sults of chemical examinations. The conclusions as summarized are favorable to the aboriginal origin of the copper, and point to the Lake Superior region as the main source of supply.
The Progress and Trend of Scientific Investigation in Canada is the subject of the presidential address of 1894 of George M. Dawson as President of the Royal Society of Canada. The address presents the work of the Geological Survey, the Meteorological Service and Magnetic Observatory, the Dominion Lands Survey, experimental farms, the hydrographic surveys, the study of the fisheries, the Literary and Historical Society of Quebec, the Natural History Society of Montreal, the Canadian Institute at Toronto, the Entomological Society of Ontario, the Literary and Scientific Society of Ottawa, the Botanical Club of Canada, and the Royal Society of Canada.
A paper by Edward A. Burt, on a new species of fungus—A North American Anthurus, its Structure and Development—constitutes No. 14 of the third volume of the memoirs of the Boston Society of Natural History. This Anthurus was found growing in a sandy cornfield on a hillside near East Galway, N. Y., where it was represented by thirteen discovered mature individuals and several "eggs" in various stages of growth, and is the only species at present known in the northern continents. Two other species are known in South America and one in Australia, the differences from which of this species are pointed out. It is named Anthurus borealis. The paper is accompanied by two plates of illustrations of structure.
Around the World, an illustrated magazine of tours, travels, and natural history, devoted to a knowledge of the earth and of its inhabitants, of which Prof. Angelo Heilprin is editor, began its second year with the number for December, 1894. It has been received with a favor, the publishers represent, both by the general public and by specialists in scientific work, which emphasizes the need of a magazme covering its special field. Its general appearance and make-up go far to justify the claims its friends set up, that in its own field it stands alone in thi.s country, and "in its pictorial features it surpasses all similar publications of the Old World." The December number contains articles on Wintering on the Riviera, The Pygmies of the Congo, Among the Thibetans, American Cave Dwellers, The Sargasso Sea, Notes on Mountains and Mountaineering, Hints to the Traveler and Notes on Appliances of Travel, and full-page illustrations of Popocatepetl, Bellagio, on Lake Como, Cliff Castle, and the Zebra. (Monthly: The Contemporary Publishing Company, New York and Philadelphia; 15 cents, $1.50 a year.)

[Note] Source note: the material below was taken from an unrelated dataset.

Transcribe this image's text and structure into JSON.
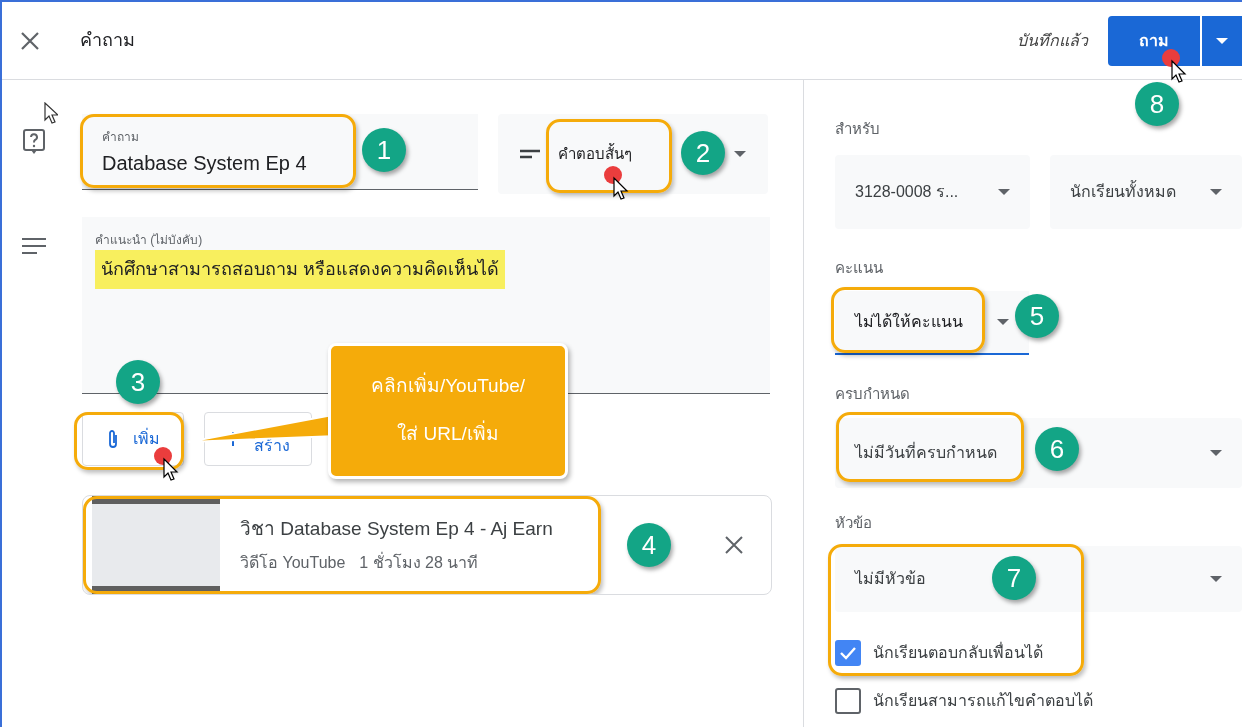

The Mechanism of Weaving is designed by the author, T. W. Fox, to supply what seems to be a deficiency of books in which the mechanical side of the art is made prominent. Several admirable books have been written on weaving during recent years, but in them attention has been predominantly directed to designing, fabric and structure, and calculations relating thereto. The present work aims to put within the reach of the student, in as comprehensive a manner as possible, exact and practical information bearing upon the principles of weaving as exemplified in the various processes of the trade. Numerous topics of practice are treated, beginning with the description of the power loom, and continuing with chapters on healds, shedding or dividing the warp, over-and-under motions, the figuring harness, card cutting, picking, and other movements or elements of the art, described in detail. (Published by Macmillan & Co. Price, $2.50.)
A collection of Lectures on Biology, reprinted from the American Field, contains four lectures on that subject delivered by Dr. R. W. Shufeldt, on invitation, at the Catholic University of America, in January, 1892. The first lecture relates the history of biology and defines its present domain, and calls attention to the light it casts upon the unity of organization among plants and among animals, and upon the interdependence of the various natural' divisions of science. The second lecture considers its relations to geology. The third treats of its value as a study to the medical man and to every student of Nature, as well as to the professional biologist. The fourth lecture forecasts its future growth and influence, showing how it has affected the trend of human thought, and now demands a prominent place in any scheme of education worthy of the name.